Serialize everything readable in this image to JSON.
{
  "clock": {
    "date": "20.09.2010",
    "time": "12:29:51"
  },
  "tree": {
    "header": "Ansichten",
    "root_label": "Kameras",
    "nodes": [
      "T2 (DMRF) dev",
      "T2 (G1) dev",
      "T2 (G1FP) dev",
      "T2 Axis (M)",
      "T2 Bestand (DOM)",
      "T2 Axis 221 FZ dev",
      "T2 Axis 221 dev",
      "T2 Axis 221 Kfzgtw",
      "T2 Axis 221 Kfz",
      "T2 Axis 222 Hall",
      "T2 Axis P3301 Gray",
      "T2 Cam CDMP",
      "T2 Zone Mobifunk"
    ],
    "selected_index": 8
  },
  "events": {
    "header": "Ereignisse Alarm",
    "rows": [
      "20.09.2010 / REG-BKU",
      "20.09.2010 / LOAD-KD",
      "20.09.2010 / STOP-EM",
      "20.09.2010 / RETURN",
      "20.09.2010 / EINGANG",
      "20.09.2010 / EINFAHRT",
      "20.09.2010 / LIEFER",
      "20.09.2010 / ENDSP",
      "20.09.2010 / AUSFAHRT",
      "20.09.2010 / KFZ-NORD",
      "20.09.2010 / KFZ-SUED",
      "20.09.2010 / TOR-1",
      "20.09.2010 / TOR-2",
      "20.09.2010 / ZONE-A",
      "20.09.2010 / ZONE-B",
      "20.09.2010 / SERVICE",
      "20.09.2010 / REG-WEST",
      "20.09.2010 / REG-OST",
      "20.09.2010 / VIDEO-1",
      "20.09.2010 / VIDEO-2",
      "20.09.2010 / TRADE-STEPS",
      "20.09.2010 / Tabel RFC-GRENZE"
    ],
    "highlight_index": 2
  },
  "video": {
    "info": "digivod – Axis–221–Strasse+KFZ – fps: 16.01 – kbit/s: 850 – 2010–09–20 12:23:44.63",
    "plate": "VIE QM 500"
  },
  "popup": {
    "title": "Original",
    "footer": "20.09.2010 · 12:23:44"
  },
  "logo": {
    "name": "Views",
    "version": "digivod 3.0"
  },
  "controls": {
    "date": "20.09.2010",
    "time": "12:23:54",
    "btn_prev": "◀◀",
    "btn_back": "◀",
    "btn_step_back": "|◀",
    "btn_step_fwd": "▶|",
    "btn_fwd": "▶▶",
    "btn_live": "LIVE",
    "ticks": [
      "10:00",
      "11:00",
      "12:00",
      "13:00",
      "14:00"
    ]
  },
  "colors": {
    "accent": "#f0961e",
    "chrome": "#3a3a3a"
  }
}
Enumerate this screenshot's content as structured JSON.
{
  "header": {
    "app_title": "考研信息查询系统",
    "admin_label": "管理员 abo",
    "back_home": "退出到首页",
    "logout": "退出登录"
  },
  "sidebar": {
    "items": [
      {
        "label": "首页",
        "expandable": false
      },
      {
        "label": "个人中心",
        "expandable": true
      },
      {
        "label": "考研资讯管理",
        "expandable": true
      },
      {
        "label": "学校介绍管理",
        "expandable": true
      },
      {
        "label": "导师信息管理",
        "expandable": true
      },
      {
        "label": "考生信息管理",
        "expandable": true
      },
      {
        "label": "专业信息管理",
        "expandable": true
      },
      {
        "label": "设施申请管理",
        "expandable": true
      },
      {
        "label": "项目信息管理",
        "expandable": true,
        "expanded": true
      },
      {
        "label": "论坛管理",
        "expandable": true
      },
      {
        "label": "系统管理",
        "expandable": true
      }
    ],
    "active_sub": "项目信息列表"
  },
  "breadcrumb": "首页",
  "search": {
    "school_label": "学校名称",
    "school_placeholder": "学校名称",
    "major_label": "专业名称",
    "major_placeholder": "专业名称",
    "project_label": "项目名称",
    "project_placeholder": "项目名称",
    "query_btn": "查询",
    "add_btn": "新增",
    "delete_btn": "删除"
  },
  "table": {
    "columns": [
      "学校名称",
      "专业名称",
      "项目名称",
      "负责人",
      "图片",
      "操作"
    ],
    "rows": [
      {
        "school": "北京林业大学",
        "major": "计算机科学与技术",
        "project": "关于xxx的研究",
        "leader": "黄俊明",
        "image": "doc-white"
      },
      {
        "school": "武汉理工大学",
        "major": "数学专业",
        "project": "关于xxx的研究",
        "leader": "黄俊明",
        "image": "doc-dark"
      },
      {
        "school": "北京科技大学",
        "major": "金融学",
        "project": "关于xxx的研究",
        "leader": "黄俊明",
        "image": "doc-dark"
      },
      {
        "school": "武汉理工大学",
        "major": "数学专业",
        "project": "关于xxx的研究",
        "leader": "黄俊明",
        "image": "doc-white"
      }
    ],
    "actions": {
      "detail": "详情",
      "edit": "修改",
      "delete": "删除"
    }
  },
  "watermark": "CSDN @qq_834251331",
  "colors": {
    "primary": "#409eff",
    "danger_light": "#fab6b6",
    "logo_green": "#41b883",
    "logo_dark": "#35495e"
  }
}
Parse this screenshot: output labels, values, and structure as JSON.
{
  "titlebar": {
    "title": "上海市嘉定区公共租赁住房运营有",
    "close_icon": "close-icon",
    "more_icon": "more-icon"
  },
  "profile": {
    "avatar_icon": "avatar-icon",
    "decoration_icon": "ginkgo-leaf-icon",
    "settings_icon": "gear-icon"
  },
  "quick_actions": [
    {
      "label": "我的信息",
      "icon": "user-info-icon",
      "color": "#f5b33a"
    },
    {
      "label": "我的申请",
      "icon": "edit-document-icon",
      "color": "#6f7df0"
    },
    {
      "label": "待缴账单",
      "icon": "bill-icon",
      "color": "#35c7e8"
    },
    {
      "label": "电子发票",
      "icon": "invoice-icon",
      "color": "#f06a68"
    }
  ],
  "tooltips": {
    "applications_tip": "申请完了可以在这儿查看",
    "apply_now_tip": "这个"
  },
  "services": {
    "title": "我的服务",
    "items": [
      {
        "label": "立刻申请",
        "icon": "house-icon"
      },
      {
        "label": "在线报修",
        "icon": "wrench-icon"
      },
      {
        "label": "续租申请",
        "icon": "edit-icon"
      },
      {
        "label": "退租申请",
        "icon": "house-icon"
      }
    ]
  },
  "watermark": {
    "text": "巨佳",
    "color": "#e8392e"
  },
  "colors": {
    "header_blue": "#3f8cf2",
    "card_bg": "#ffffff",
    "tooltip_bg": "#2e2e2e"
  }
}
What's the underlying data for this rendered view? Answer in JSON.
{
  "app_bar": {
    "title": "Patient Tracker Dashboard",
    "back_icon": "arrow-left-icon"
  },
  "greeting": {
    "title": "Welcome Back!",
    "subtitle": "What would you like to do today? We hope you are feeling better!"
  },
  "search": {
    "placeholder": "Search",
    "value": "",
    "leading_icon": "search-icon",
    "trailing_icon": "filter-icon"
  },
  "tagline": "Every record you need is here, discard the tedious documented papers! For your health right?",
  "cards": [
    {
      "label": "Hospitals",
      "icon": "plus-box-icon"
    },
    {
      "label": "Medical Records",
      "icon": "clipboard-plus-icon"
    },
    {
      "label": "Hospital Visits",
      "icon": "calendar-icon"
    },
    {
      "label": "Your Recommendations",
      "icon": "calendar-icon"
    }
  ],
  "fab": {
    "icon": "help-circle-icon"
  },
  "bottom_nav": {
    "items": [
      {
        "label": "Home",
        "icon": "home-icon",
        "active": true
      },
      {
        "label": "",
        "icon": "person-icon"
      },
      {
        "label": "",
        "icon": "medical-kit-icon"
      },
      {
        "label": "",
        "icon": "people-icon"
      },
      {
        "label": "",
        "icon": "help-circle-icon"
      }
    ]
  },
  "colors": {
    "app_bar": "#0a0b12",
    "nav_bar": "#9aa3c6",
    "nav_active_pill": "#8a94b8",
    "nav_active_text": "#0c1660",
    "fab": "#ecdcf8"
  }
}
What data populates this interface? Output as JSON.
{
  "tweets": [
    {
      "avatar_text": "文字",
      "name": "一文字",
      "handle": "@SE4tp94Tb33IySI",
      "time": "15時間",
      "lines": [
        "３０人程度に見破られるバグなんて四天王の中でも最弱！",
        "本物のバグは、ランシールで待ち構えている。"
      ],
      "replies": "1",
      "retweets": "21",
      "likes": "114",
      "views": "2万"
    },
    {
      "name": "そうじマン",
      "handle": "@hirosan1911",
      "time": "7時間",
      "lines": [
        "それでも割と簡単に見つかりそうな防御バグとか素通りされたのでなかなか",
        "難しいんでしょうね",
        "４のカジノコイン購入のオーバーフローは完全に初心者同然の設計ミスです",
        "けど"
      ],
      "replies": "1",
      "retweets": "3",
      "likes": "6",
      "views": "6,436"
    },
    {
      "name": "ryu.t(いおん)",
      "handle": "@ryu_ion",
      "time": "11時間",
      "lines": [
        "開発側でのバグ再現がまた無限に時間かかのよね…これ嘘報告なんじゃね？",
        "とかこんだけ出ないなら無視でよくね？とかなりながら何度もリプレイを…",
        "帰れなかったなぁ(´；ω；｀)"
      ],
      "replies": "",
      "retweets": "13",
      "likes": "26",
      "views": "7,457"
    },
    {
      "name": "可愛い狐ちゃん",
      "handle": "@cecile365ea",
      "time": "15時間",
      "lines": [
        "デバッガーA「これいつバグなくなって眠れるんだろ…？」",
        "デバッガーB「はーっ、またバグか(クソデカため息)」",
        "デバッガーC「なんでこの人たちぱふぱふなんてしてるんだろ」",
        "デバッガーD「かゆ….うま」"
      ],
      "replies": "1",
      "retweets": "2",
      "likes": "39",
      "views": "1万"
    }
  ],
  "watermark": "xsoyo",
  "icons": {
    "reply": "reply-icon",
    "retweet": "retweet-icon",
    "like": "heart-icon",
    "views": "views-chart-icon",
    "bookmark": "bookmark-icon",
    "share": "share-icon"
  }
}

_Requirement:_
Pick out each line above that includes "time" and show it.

_Response area:_
    "time": "12:29:51"
    "time": "12:23:54",
      "time": "15時間",
      "time": "7時間",
      "time": "11時間",
      "time": "15時間",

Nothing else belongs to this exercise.